    On the other hand, there may be people who, for a variety of reasons, may be better off not saving, at least at the moment, but who remain in a workplace pension. For example, their current financial situation might be precarious, due to high indebtedness or very low income on which to fund their daily living expenses. Leaving their pension, which would boost take-home pay, might be a good idea for many who are struggling to make ends meet, particularly if they can then return to saving if and when they are in better financial shape. If so, public policymakers and pension providers might want to consider whether changes could be made to make it easier for those in these situations to leave their workplace pensions.

    In this report, using rich household survey data, we therefore aim to identify people for whom it is likely that they should currently be saving for retirement in a workplace pension, and those for whom it is more likely that they should consider leaving their scheme, at least temporarily. The extent to which pension participation is high or low amongst these groups will help to guide policymakers when they are thinking about changes that they could introduce to the automatic enrolment system to help improve outcomes both in working life and in retirement.

    Section 2 of this report briefly sets out the key policy background regarding the introduction of automatic enrolment in the UK. Section 3 then describes the data – from the Family Resources Survey (FRS) – which we draw upon in this report. It sets out how we not only examine pension participation under automatic enrolment, but we also compare this participation rate with that seen among otherwise-equivalent employees in 2011 and 2012 when automatic enrolment was not yet in place. In this, we distinguish between employees who, prior to automatic enrolment, were and were not offered the opportunity to join a workplace pension scheme.

    Section 4 provides descriptive analysis of pension participation under automatic enrolment, and how it compares with that for equivalent employees prior to automatic enrolment. We examine the patterns of participation by employer size, age, job tenure, earnings, and whether or not the individual reports being able to keep up with their bills.

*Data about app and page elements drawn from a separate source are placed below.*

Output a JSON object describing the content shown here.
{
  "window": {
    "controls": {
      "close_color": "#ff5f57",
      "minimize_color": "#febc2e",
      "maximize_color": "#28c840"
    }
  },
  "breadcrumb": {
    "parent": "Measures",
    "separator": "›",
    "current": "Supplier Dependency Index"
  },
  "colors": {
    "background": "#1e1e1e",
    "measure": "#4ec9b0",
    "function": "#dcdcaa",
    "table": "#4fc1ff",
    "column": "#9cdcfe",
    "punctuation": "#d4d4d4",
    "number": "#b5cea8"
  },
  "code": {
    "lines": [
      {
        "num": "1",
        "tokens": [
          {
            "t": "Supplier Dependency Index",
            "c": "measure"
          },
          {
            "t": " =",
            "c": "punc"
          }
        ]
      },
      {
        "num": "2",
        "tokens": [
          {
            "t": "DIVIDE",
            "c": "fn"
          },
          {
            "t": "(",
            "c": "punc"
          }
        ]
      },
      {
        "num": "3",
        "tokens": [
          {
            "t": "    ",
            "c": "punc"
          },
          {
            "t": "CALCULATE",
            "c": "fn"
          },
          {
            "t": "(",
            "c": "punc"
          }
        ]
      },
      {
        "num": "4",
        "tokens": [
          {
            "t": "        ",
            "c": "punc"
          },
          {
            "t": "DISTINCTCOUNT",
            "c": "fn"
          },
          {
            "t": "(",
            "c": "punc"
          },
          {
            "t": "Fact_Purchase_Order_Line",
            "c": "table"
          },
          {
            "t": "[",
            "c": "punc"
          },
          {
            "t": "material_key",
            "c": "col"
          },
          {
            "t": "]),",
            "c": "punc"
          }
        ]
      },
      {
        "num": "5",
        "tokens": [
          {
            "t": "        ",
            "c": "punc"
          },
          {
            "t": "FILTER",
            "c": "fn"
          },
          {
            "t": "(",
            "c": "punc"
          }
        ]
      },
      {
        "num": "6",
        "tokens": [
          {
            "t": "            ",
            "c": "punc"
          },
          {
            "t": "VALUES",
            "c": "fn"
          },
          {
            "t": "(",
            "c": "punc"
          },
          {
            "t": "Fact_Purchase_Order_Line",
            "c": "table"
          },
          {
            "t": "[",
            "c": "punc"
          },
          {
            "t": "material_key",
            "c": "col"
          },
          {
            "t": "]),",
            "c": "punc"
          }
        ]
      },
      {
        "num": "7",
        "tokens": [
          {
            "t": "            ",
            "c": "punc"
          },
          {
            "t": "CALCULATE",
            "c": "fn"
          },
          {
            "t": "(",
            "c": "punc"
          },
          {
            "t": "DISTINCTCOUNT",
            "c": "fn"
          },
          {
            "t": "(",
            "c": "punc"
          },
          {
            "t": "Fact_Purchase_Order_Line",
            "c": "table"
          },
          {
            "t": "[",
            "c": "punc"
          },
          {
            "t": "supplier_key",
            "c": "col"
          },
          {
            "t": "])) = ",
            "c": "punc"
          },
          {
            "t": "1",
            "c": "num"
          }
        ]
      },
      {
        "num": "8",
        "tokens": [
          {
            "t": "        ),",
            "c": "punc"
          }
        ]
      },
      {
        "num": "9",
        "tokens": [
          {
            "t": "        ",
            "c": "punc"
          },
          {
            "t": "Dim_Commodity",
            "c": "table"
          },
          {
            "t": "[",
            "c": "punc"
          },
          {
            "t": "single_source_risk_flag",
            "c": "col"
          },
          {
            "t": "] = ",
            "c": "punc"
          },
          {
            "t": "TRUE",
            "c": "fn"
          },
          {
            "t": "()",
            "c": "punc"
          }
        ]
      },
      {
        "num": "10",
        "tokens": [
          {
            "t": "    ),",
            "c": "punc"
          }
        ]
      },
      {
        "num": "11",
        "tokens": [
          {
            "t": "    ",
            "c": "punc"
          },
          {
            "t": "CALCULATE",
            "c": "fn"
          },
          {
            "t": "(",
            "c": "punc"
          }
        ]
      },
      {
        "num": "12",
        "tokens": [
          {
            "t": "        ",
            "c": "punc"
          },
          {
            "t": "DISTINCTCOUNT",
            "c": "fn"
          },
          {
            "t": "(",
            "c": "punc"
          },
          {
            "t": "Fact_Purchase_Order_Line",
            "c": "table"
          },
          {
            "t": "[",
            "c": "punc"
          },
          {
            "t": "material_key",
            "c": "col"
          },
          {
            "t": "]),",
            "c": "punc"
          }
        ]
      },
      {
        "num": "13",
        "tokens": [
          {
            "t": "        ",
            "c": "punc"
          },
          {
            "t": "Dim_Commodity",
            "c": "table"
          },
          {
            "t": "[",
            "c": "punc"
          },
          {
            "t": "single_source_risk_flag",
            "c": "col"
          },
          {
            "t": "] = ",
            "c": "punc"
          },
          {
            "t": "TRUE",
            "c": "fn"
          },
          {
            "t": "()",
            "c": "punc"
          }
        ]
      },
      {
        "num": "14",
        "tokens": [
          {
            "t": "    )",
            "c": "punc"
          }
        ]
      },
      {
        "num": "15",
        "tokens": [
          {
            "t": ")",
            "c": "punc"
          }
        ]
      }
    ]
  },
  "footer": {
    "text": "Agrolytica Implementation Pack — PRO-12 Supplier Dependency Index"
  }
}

    Section 5 sets out our methodology to give an indication of whether there are many people who leave their pension scheme when they might be better off remain